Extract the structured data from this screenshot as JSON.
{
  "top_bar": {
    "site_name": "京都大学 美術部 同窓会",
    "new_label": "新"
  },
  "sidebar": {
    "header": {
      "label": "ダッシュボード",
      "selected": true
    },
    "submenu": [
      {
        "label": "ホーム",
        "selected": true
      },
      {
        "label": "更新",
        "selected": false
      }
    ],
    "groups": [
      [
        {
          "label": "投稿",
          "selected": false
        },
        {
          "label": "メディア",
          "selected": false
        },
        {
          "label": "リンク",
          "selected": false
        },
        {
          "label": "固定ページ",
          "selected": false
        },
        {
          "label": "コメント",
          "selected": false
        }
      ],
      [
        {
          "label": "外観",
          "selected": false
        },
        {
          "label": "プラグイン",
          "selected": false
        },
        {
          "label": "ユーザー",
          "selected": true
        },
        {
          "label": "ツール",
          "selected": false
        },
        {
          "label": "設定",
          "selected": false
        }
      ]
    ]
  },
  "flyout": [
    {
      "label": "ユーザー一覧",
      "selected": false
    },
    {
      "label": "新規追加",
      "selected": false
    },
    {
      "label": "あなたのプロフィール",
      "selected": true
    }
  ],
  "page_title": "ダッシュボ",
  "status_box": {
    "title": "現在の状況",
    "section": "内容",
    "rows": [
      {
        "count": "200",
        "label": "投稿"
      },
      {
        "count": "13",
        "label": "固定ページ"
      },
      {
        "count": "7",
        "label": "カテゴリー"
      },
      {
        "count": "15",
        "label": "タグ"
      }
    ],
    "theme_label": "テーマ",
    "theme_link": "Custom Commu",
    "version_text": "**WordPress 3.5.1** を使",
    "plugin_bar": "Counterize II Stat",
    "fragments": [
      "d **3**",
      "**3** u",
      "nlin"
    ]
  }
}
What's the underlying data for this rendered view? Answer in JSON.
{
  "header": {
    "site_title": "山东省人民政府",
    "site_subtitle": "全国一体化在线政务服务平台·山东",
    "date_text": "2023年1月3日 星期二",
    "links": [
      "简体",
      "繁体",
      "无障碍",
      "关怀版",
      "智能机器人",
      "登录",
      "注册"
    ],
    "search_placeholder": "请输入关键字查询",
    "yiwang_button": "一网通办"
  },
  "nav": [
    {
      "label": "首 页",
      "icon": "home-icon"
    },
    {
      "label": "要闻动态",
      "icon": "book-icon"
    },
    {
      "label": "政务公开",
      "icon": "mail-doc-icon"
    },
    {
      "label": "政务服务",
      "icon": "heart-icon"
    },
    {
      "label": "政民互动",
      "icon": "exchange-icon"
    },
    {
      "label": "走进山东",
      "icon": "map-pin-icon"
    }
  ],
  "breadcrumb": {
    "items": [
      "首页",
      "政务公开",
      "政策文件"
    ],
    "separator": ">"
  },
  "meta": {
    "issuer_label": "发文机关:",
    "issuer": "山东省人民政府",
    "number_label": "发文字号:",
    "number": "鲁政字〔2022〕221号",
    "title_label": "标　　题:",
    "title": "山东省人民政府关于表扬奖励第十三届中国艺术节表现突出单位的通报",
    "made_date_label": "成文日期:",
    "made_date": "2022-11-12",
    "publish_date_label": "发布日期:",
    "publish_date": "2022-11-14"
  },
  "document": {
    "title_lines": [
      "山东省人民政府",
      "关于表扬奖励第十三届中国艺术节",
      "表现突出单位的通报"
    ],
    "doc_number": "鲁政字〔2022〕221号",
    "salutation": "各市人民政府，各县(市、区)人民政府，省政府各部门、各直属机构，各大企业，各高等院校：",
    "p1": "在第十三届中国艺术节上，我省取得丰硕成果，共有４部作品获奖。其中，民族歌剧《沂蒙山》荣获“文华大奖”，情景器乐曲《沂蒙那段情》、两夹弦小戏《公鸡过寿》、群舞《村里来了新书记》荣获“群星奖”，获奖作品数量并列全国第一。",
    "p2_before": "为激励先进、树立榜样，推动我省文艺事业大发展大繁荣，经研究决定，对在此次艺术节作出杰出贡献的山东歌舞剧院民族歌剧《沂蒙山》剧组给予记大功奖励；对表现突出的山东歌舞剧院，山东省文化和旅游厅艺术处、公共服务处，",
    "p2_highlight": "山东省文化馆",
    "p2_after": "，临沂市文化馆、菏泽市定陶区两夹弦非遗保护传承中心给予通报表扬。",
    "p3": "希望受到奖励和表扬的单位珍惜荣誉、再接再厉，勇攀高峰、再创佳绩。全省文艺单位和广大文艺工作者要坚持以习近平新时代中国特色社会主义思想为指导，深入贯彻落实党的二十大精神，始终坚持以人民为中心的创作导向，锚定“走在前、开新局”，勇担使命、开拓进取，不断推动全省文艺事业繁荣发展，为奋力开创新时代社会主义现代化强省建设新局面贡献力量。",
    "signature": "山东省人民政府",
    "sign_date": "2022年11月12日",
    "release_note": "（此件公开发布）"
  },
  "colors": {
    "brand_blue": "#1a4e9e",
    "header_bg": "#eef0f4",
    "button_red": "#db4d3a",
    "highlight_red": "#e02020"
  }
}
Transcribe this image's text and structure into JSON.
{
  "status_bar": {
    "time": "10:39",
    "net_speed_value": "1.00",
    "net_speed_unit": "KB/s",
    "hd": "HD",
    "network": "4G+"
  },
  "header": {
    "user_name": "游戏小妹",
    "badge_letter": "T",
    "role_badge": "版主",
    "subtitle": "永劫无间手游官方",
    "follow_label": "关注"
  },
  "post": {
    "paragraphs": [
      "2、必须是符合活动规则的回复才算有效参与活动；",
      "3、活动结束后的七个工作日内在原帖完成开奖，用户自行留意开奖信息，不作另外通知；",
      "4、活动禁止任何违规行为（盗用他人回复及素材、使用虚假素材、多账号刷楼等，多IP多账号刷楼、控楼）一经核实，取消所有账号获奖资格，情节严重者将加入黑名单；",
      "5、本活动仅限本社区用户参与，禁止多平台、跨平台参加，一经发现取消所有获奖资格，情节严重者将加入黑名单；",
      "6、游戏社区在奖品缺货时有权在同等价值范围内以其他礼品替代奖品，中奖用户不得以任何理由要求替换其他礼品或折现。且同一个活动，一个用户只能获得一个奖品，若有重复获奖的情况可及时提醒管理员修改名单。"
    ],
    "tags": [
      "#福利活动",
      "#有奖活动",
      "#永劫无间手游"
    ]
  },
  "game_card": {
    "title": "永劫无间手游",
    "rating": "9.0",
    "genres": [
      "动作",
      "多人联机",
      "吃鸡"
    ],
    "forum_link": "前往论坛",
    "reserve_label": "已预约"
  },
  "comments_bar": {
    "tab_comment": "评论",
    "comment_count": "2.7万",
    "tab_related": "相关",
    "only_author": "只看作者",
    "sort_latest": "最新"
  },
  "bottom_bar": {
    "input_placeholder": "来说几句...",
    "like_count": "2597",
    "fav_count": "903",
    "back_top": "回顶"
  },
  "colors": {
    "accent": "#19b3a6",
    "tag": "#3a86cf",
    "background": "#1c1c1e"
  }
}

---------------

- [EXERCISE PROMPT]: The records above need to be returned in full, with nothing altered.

- [PROBLEM SOLUTION]:
Extract the structured data from this screenshot as JSON.
{
  "top_bar": {
    "site_name": "京都大学 美術部 同窓会",
    "new_label": "新"
  },
  "sidebar": {
    "header": {
      "label": "ダッシュボード",
      "selected": true
    },
    "submenu": [
      {
        "label": "ホーム",
        "selected": true
      },
      {
        "label": "更新",
        "selected": false
      }
    ],
    "groups": [
      [
        {
          "label": "投稿",
          "selected": false
        },
        {
          "label": "メディア",
          "selected": false
        },
        {
          "label": "リンク",
          "selected": false
        },
        {
          "label": "固定ページ",
          "selected": false
        },
        {
          "label": "コメント",
          "selected": false
        }
      ],
      [
        {
          "label": "外観",
          "selected": false
        },
        {
          "label": "プラグイン",
          "selected": false
        },
        {
          "label": "ユーザー",
          "selected": true
        },
        {
          "label": "ツール",
          "selected": false
        },
        {
          "label": "設定",
          "selected": false
        }
      ]
    ]
  },
  "flyout": [
    {
      "label": "ユーザー一覧",
      "selected": false
    },
    {
      "label": "新規追加",
      "selected": false
    },
    {
      "label": "あなたのプロフィール",
      "selected": true
    }
  ],
  "page_title": "ダッシュボ",
  "status_box": {
    "title": "現在の状況",
    "section": "内容",
    "rows": [
      {
        "count": "200",
        "label": "投稿"
      },
      {
        "count": "13",
        "label": "固定ページ"
      },
      {
        "count": "7",
        "label": "カテゴリー"
      },
      {
        "count": "15",
        "label": "タグ"
      }
    ],
    "theme_label": "テーマ",
    "theme_link": "Custom Commu",
    "version_text": "**WordPress 3.5.1** を使",
    "plugin_bar": "Counterize II Stat",
    "fragments": [
      "d **3**",
      "**3** u",
      "nlin"
    ]
  }
}
What's the underlying data for this rendered view? Answer in JSON.
{
  "header": {
    "site_title": "山东省人民政府",
    "site_subtitle": "全国一体化在线政务服务平台·山东",
    "date_text": "2023年1月3日 星期二",
    "links": [
      "简体",
      "繁体",
      "无障碍",
      "关怀版",
      "智能机器人",
      "登录",
      "注册"
    ],
    "search_placeholder": "请输入关键字查询",
    "yiwang_button": "一网通办"
  },
  "nav": [
    {
      "label": "首 页",
      "icon": "home-icon"
    },
    {
      "label": "要闻动态",
      "icon": "book-icon"
    },
    {
      "label": "政务公开",
      "icon": "mail-doc-icon"
    },
    {
      "label": "政务服务",
      "icon": "heart-icon"
    },
    {
      "label": "政民互动",
      "icon": "exchange-icon"
    },
    {
      "label": "走进山东",
      "icon": "map-pin-icon"
    }
  ],
  "breadcrumb": {
    "items": [
      "首页",
      "政务公开",
      "政策文件"
    ],
    "separator": ">"
  },
  "meta": {
    "issuer_label": "发文机关:",
    "issuer": "山东省人民政府",
    "number_label": "发文字号:",
    "number": "鲁政字〔2022〕221号",
    "title_label": "标　　题:",
    "title": "山东省人民政府关于表扬奖励第十三届中国艺术节表现突出单位的通报",
    "made_date_label": "成文日期:",
    "made_date": "2022-11-12",
    "publish_date_label": "发布日期:",
    "publish_date": "2022-11-14"
  },
  "document": {
    "title_lines": [
      "山东省人民政府",
      "关于表扬奖励第十三届中国艺术节",
      "表现突出单位的通报"
    ],
    "doc_number": "鲁政字〔2022〕221号",
    "salutation": "各市人民政府，各县(市、区)人民政府，省政府各部门、各直属机构，各大企业，各高等院校：",
    "p1": "在第十三届中国艺术节上，我省取得丰硕成果，共有４部作品获奖。其中，民族歌剧《沂蒙山》荣获“文华大奖”，情景器乐曲《沂蒙那段情》、两夹弦小戏《公鸡过寿》、群舞《村里来了新书记》荣获“群星奖”，获奖作品数量并列全国第一。",
    "p2_before": "为激励先进、树立榜样，推动我省文艺事业大发展大繁荣，经研究决定，对在此次艺术节作出杰出贡献的山东歌舞剧院民族歌剧《沂蒙山》剧组给予记大功奖励；对表现突出的山东歌舞剧院，山东省文化和旅游厅艺术处、公共服务处，",
    "p2_highlight": "山东省文化馆",
    "p2_after": "，临沂市文化馆、菏泽市定陶区两夹弦非遗保护传承中心给予通报表扬。",
    "p3": "希望受到奖励和表扬的单位珍惜荣誉、再接再厉，勇攀高峰、再创佳绩。全省文艺单位和广大文艺工作者要坚持以习近平新时代中国特色社会主义思想为指导，深入贯彻落实党的二十大精神，始终坚持以人民为中心的创作导向，锚定“走在前、开新局”，勇担使命、开拓进取，不断推动全省文艺事业繁荣发展，为奋力开创新时代社会主义现代化强省建设新局面贡献力量。",
    "signature": "山东省人民政府",
    "sign_date": "2022年11月12日",
    "release_note": "（此件公开发布）"
  },
  "colors": {
    "brand_blue": "#1a4e9e",
    "header_bg": "#eef0f4",
    "button_red": "#db4d3a",
    "highlight_red": "#e02020"
  }
}
Transcribe this image's text and structure into JSON.
{
  "status_bar": {
    "time": "10:39",
    "net_speed_value": "1.00",
    "net_speed_unit": "KB/s",
    "hd": "HD",
    "network": "4G+"
  },
  "header": {
    "user_name": "游戏小妹",
    "badge_letter": "T",
    "role_badge": "版主",
    "subtitle": "永劫无间手游官方",
    "follow_label": "关注"
  },
  "post": {
    "paragraphs": [
      "2、必须是符合活动规则的回复才算有效参与活动；",
      "3、活动结束后的七个工作日内在原帖完成开奖，用户自行留意开奖信息，不作另外通知；",
      "4、活动禁止任何违规行为（盗用他人回复及素材、使用虚假素材、多账号刷楼等，多IP多账号刷楼、控楼）一经核实，取消所有账号获奖资格，情节严重者将加入黑名单；",
      "5、本活动仅限本社区用户参与，禁止多平台、跨平台参加，一经发现取消所有获奖资格，情节严重者将加入黑名单；",
      "6、游戏社区在奖品缺货时有权在同等价值范围内以其他礼品替代奖品，中奖用户不得以任何理由要求替换其他礼品或折现。且同一个活动，一个用户只能获得一个奖品，若有重复获奖的情况可及时提醒管理员修改名单。"
    ],
    "tags": [
      "#福利活动",
      "#有奖活动",
      "#永劫无间手游"
    ]
  },
  "game_card": {
    "title": "永劫无间手游",
    "rating": "9.0",
    "genres": [
      "动作",
      "多人联机",
      "吃鸡"
    ],
    "forum_link": "前往论坛",
    "reserve_label": "已预约"
  },
  "comments_bar": {
    "tab_comment": "评论",
    "comment_count": "2.7万",
    "tab_related": "相关",
    "only_author": "只看作者",
    "sort_latest": "最新"
  },
  "bottom_bar": {
    "input_placeholder": "来说几句...",
    "like_count": "2597",
    "fav_count": "903",
    "back_top": "回顶"
  },
  "colors": {
    "accent": "#19b3a6",
    "tag": "#3a86cf",
    "background": "#1c1c1e"
  }
}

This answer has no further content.